SUPPLIED DATA:
══════════

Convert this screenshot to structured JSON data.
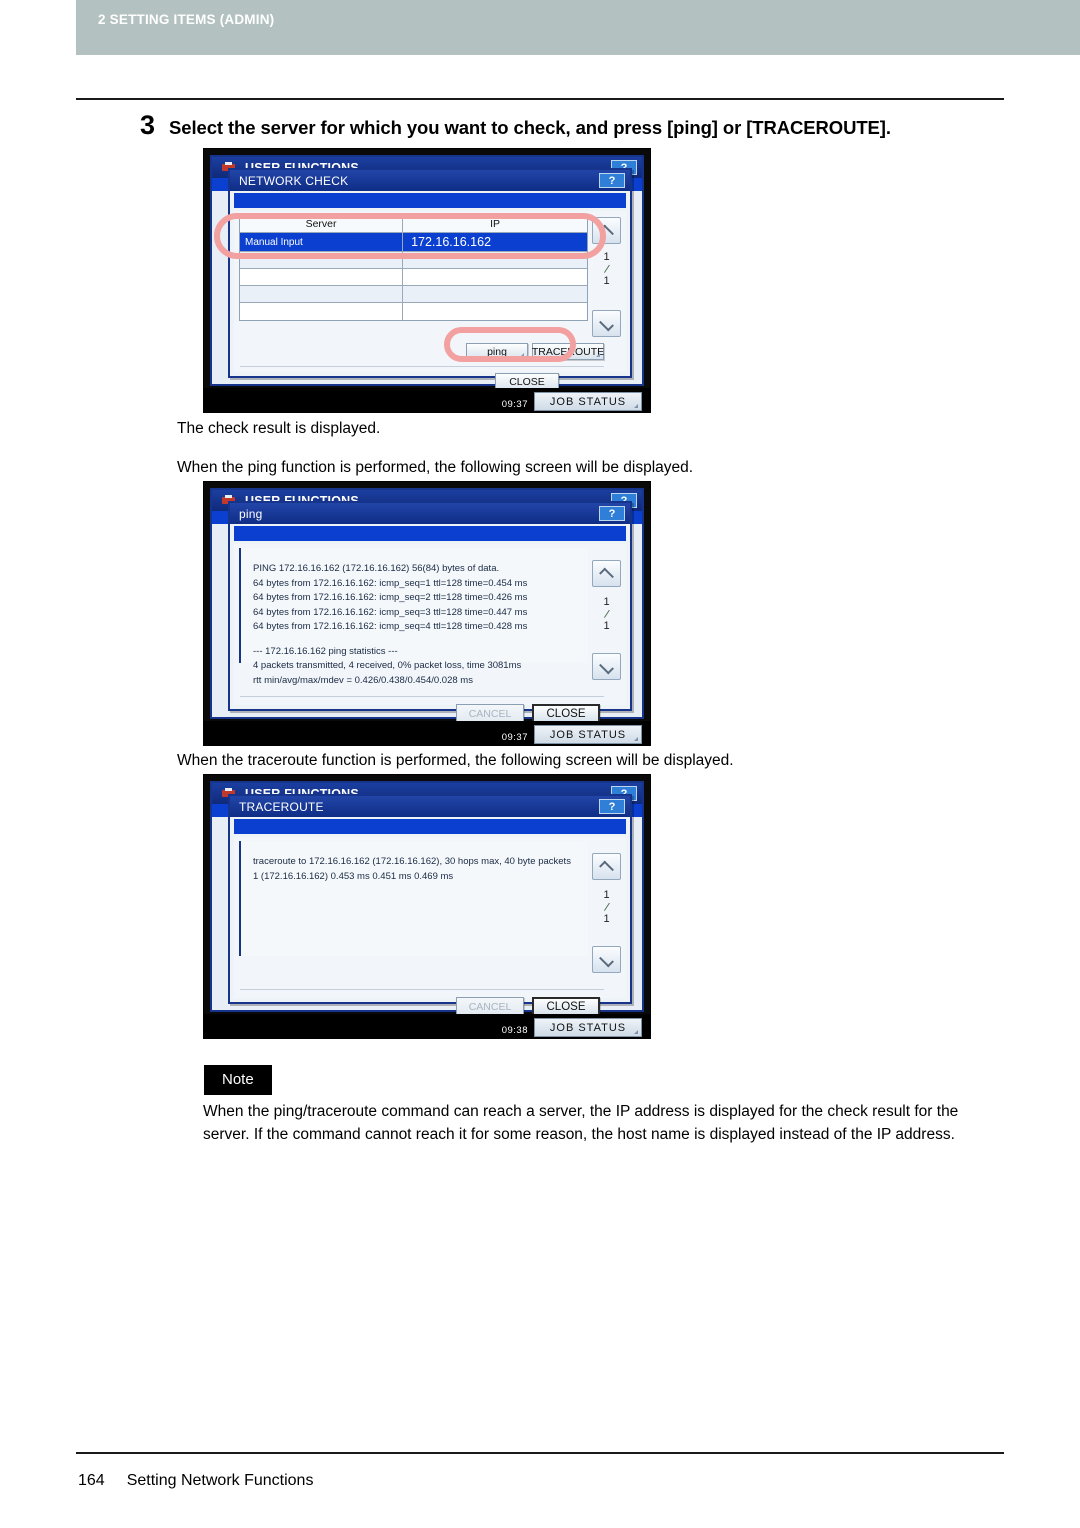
{
  "header": {
    "running_head": "2 SETTING ITEMS (ADMIN)"
  },
  "step": {
    "number": "3",
    "text": "Select the server for which you want to check, and press [ping] or [TRACEROUTE]."
  },
  "paragraphs": {
    "after_step1": "The check result is displayed.",
    "before_ping": "When the ping function is performed, the following screen will be displayed.",
    "before_traceroute": "When the traceroute function is performed, the following screen will be displayed."
  },
  "screens": {
    "network_check": {
      "app_title": "USER FUNCTIONS",
      "help_label": "?",
      "dialog_title": "NETWORK CHECK",
      "table": {
        "columns": [
          "Server",
          "IP"
        ],
        "rows": [
          {
            "server": "Manual Input",
            "ip": "172.16.16.162",
            "selected": true
          },
          {
            "server": "",
            "ip": "",
            "selected": false
          },
          {
            "server": "",
            "ip": "",
            "selected": false
          },
          {
            "server": "",
            "ip": "",
            "selected": false
          },
          {
            "server": "",
            "ip": "",
            "selected": false
          }
        ]
      },
      "pager": {
        "current": "1",
        "total": "1"
      },
      "buttons": {
        "ping": "ping",
        "traceroute": "TRACEROUTE",
        "close": "CLOSE"
      },
      "status_bar": {
        "clock": "09:37",
        "job_status": "JOB STATUS"
      }
    },
    "ping": {
      "app_title": "USER FUNCTIONS",
      "help_label": "?",
      "dialog_title": "ping",
      "log": [
        "PING 172.16.16.162 (172.16.16.162) 56(84) bytes of data.",
        "64 bytes from 172.16.16.162: icmp_seq=1 ttl=128 time=0.454 ms",
        "64 bytes from 172.16.16.162: icmp_seq=2 ttl=128 time=0.426 ms",
        "64 bytes from 172.16.16.162: icmp_seq=3 ttl=128 time=0.447 ms",
        "64 bytes from 172.16.16.162: icmp_seq=4 ttl=128 time=0.428 ms",
        "",
        "--- 172.16.16.162 ping statistics ---",
        "4 packets transmitted, 4 received, 0% packet loss, time 3081ms",
        "rtt min/avg/max/mdev = 0.426/0.438/0.454/0.028 ms"
      ],
      "pager": {
        "current": "1",
        "total": "1"
      },
      "buttons": {
        "cancel": "CANCEL",
        "close": "CLOSE"
      },
      "status_bar": {
        "clock": "09:37",
        "job_status": "JOB STATUS"
      }
    },
    "traceroute": {
      "app_title": "USER FUNCTIONS",
      "help_label": "?",
      "dialog_title": "TRACEROUTE",
      "log": [
        "traceroute to 172.16.16.162 (172.16.16.162), 30 hops max, 40 byte packets",
        " 1  (172.16.16.162)  0.453 ms  0.451 ms  0.469 ms"
      ],
      "pager": {
        "current": "1",
        "total": "1"
      },
      "buttons": {
        "cancel": "CANCEL",
        "close": "CLOSE"
      },
      "status_bar": {
        "clock": "09:38",
        "job_status": "JOB STATUS"
      }
    }
  },
  "note": {
    "label": "Note",
    "line1": "When the ping/traceroute command can reach a server, the IP address is displayed for the check result for the",
    "line2": "server. If the command cannot reach it for some reason, the host name is displayed instead of the IP address."
  },
  "footer": {
    "page_number": "164",
    "title": "Setting Network Functions"
  },
  "colors": {
    "header_band": "#b3c1c0",
    "title_bar": "#16348c",
    "selection": "#0a3fd0",
    "highlight_ellipse": "#f2a0a0"
  }
}
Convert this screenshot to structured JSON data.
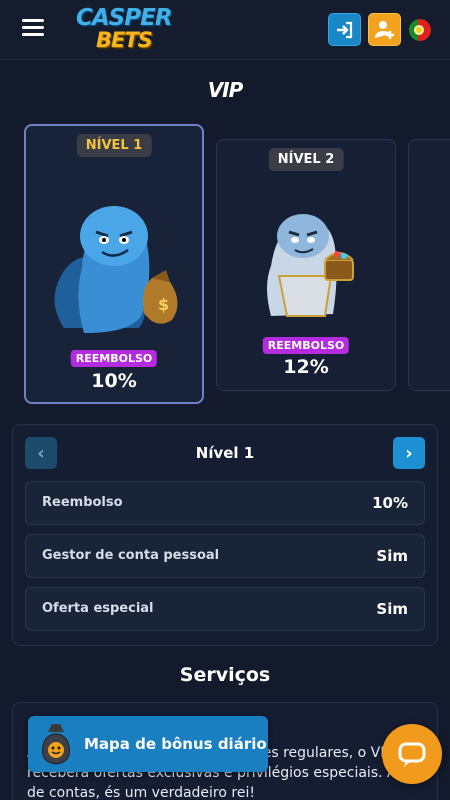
{
  "header": {
    "logo_line1": "CASPER",
    "logo_line2": "BETS",
    "icons": [
      "menu-icon",
      "login-icon",
      "register-icon",
      "portugal-flag-icon"
    ]
  },
  "page_title": "VIP",
  "levels": [
    {
      "badge": "NÍVEL 1",
      "cashback_label": "REEMBOLSO",
      "cashback": "10%"
    },
    {
      "badge": "NÍVEL 2",
      "cashback_label": "REEMBOLSO",
      "cashback": "12%"
    }
  ],
  "detail": {
    "title": "Nível 1",
    "rows": [
      {
        "label": "Reembolso",
        "value": "10%"
      },
      {
        "label": "Gestor de conta pessoal",
        "value": "Sim"
      },
      {
        "label": "Oferta especial",
        "value": "Sim"
      }
    ]
  },
  "services": {
    "title": "Serviços",
    "text": "Além das bonificações e promoções regulares, o VIP receberá ofertas exclusivas e privilégios especiais. Afinal de contas, és um verdadeiro rei!"
  },
  "bonus_map": {
    "label": "Mapa de bônus diário"
  },
  "colors": {
    "accent_blue": "#1d8fd3",
    "accent_orange": "#f29a1c",
    "cashback_purple": "#b52be0",
    "level1_gold": "#f3c33c"
  }
}
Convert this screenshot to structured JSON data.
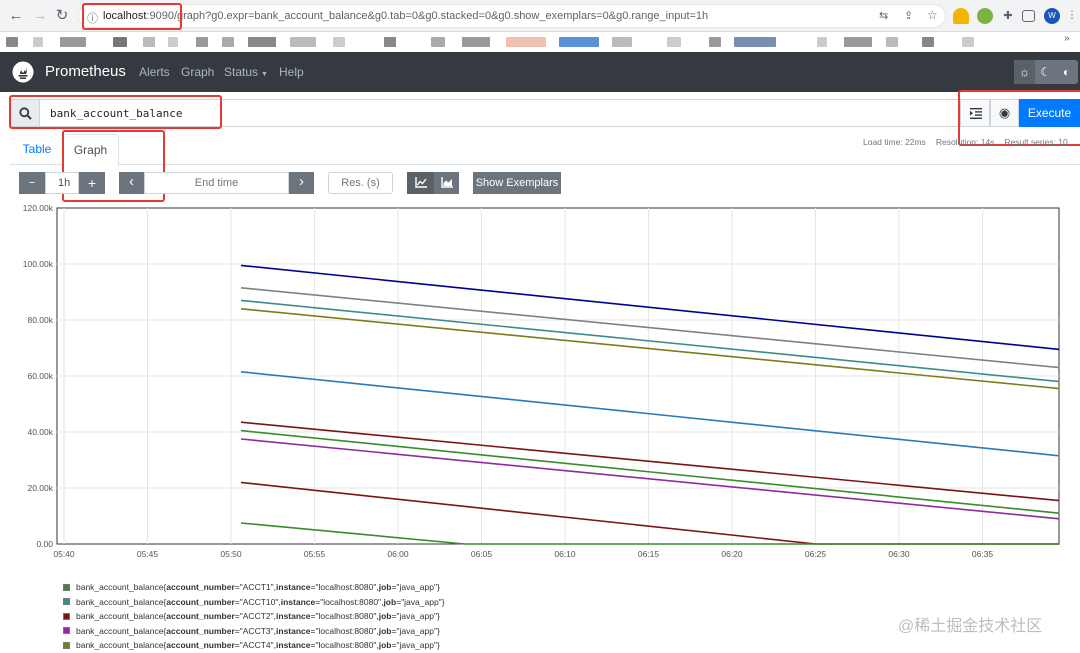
{
  "browser": {
    "url_host": "localhost",
    "url_port": ":9090",
    "url_path": "/graph?g0.expr=bank_account_balance&g0.tab=0&g0.stacked=0&g0.show_exemplars=0&g0.range_input=1h",
    "avatar_letter": "W"
  },
  "navbar": {
    "brand": "Prometheus",
    "links": [
      "Alerts",
      "Graph",
      "Status",
      "Help"
    ]
  },
  "query": {
    "expression": "bank_account_balance",
    "execute_label": "Execute"
  },
  "stats": {
    "load_time": "Load time: 22ms",
    "resolution": "Resolution: 14s",
    "result_series": "Result series: 10"
  },
  "tabs": [
    "Table",
    "Graph"
  ],
  "controls": {
    "minus": "−",
    "range": "1h",
    "plus": "+",
    "prev": "‹",
    "end_time_placeholder": "End time",
    "next": "›",
    "res_placeholder": "Res. (s)",
    "show_exemplars": "Show Exemplars"
  },
  "chart_data": {
    "type": "line",
    "x_ticks": [
      "05:40",
      "05:45",
      "05:50",
      "05:55",
      "06:00",
      "06:05",
      "06:10",
      "06:15",
      "06:20",
      "06:25",
      "06:30",
      "06:35"
    ],
    "y_ticks": [
      "0.00",
      "20.00k",
      "40.00k",
      "60.00k",
      "80.00k",
      "100.00k",
      "120.00k"
    ],
    "ylim": [
      0,
      120000
    ],
    "xlim_minutes": [
      0,
      59.6
    ],
    "grid": true,
    "series": [
      {
        "name": "bank_account_balance{account_number=\"ACCT1\", instance=\"localhost:8080\", job=\"java_app\"}",
        "color": "#3a8c2c",
        "points": [
          [
            10.6,
            40500
          ],
          [
            59.6,
            11000
          ]
        ]
      },
      {
        "name": "bank_account_balance{account_number=\"ACCT10\", instance=\"localhost:8080\", job=\"java_app\"}",
        "color": "#3d8c8c",
        "points": [
          [
            10.6,
            87000
          ],
          [
            59.6,
            58000
          ]
        ]
      },
      {
        "name": "bank_account_balance{account_number=\"ACCT2\", instance=\"localhost:8080\", job=\"java_app\"}",
        "color": "#7a1414",
        "points": [
          [
            10.6,
            43500
          ],
          [
            59.6,
            15500
          ]
        ]
      },
      {
        "name": "bank_account_balance{account_number=\"ACCT3\", instance=\"localhost:8080\", job=\"java_app\"}",
        "color": "#8e2b9c",
        "points": [
          [
            10.6,
            37500
          ],
          [
            59.6,
            9000
          ]
        ]
      },
      {
        "name": "bank_account_balance{account_number=\"ACCT4\", instance=\"localhost:8080\", job=\"java_app\"}",
        "color": "#7d7d1a",
        "points": [
          [
            10.6,
            84000
          ],
          [
            59.6,
            55500
          ]
        ]
      },
      {
        "name": "",
        "color": "#000090",
        "points": [
          [
            10.6,
            99500
          ],
          [
            59.6,
            69500
          ]
        ]
      },
      {
        "name": "",
        "color": "#808080",
        "points": [
          [
            10.6,
            91500
          ],
          [
            59.6,
            63000
          ]
        ]
      },
      {
        "name": "",
        "color": "#2a7ab8",
        "points": [
          [
            10.6,
            61500
          ],
          [
            59.6,
            31500
          ]
        ]
      },
      {
        "name": "",
        "color": "#7a1414",
        "points": [
          [
            10.6,
            22000
          ],
          [
            45.0,
            0
          ],
          [
            59.6,
            0
          ]
        ]
      },
      {
        "name": "",
        "color": "#3a8c2c",
        "points": [
          [
            10.6,
            7500
          ],
          [
            24.0,
            0
          ],
          [
            59.6,
            0
          ]
        ]
      }
    ]
  },
  "legend": [
    {
      "metric": "bank_account_balance{",
      "account": "ACCT1",
      "color": "#3a8c2c"
    },
    {
      "metric": "bank_account_balance{",
      "account": "ACCT10",
      "color": "#3d8c8c"
    },
    {
      "metric": "bank_account_balance{",
      "account": "ACCT2",
      "color": "#7a1414"
    },
    {
      "metric": "bank_account_balance{",
      "account": "ACCT3",
      "color": "#8e2b9c"
    },
    {
      "metric": "bank_account_balance{",
      "account": "ACCT4",
      "color": "#7d7d1a"
    }
  ],
  "legend_text": {
    "k_account": "account_number",
    "k_instance": "instance",
    "v_instance": "=\"localhost:8080\", ",
    "k_job": "job",
    "v_job": "=\"java_app\"}"
  },
  "watermark": "@稀土掘金技术社区"
}
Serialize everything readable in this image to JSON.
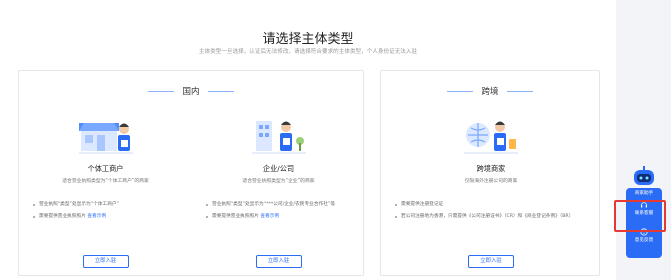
{
  "header": {
    "title": "请选择主体类型",
    "subtitle": "主体类型一旦选择，认证后无法修改，请选择符合要求的主体类型，个人身份证无法入驻"
  },
  "domestic": {
    "label": "国内",
    "cards": [
      {
        "title": "个体工商户",
        "desc": "适合营业执照类型为“个体工商户”的商家",
        "bullets": [
          {
            "text": "营业执照“类型”处显示为“个体工商户”",
            "link": ""
          },
          {
            "text": "需要提供营业执照照片",
            "link": "查看示例"
          }
        ],
        "button": "立即入驻"
      },
      {
        "title": "企业/公司",
        "desc": "适合营业执照类型为“企业”的商家",
        "bullets": [
          {
            "text": "营业执照“类型”处显示为“***公司/企业/农民专业合作社”等",
            "link": ""
          },
          {
            "text": "需要提供营业执照照片",
            "link": "查看示例"
          }
        ],
        "button": "立即入驻"
      }
    ]
  },
  "cross": {
    "label": "跨境",
    "card": {
      "title": "跨境商家",
      "desc": "仅限海外注册公司的商家",
      "bullets": [
        {
          "text": "需要提供注册登记证",
          "link": ""
        },
        {
          "text": "若公司注册地为香港，只需提供《公司注册证书》（CR）和《商业登记条例》（BR）",
          "link": ""
        }
      ],
      "button": "立即入驻"
    }
  },
  "helper": {
    "top_label": "商家助手",
    "button1": "联系客服",
    "button2": "意见反馈"
  },
  "colors": {
    "accent": "#2a6cf6",
    "highlight": "#e53935"
  }
}
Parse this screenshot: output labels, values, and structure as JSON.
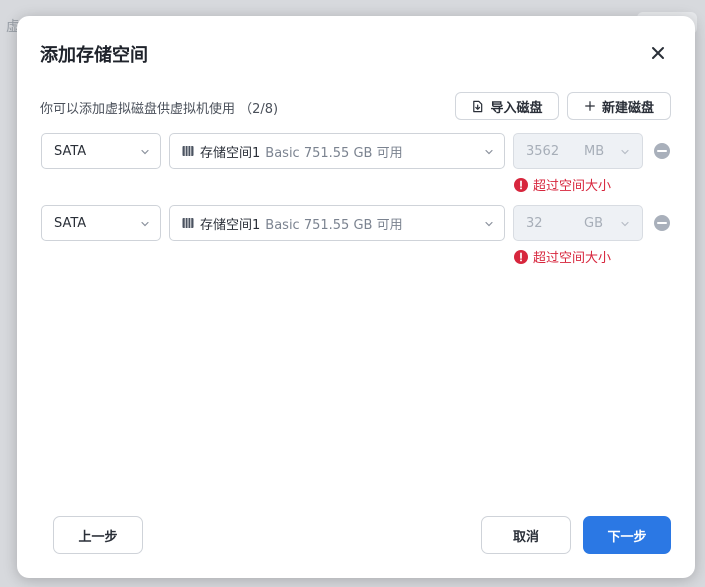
{
  "background": {
    "partial_text": "虚"
  },
  "dialog": {
    "title": "添加存储空间",
    "subtitle": "你可以添加虚拟磁盘供虚拟机使用 （2/8)",
    "import_label": "导入磁盘",
    "new_label": "新建磁盘"
  },
  "disks": [
    {
      "type": "SATA",
      "space_name": "存储空间1",
      "space_detail": "Basic  751.55 GB 可用",
      "size_value": "3562",
      "size_unit": "MB",
      "error": "超过空间大小"
    },
    {
      "type": "SATA",
      "space_name": "存储空间1",
      "space_detail": "Basic  751.55 GB 可用",
      "size_value": "32",
      "size_unit": "GB",
      "error": "超过空间大小"
    }
  ],
  "footer": {
    "prev_label": "上一步",
    "cancel_label": "取消",
    "next_label": "下一步"
  },
  "colors": {
    "primary": "#2b78e4",
    "error": "#d7263d",
    "disabled_bg": "#eef1f5"
  }
}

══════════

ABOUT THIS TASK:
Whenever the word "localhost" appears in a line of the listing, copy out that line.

EXERCISE RESPONSE:
    "url_host": "localhost",
        "name": "bank_account_balance{account_number=\"ACCT1\", instance=\"localhost:8080\", job=\"java_app\"}",
        "name": "bank_account_balance{account_number=\"ACCT10\", instance=\"localhost:8080\", job=\"java_app\"}",
        "name": "bank_account_balance{account_number=\"ACCT2\", instance=\"localhost:8080\", job=\"java_app\"}",
        "name": "bank_account_balance{account_number=\"ACCT3\", instance=\"localhost:8080\", job=\"java_app\"}",
        "name": "bank_account_balance{account_number=\"ACCT4\", instance=\"localhost:8080\", job=\"java_app\"}",
    "v_instance": "=\"localhost:8080\", ",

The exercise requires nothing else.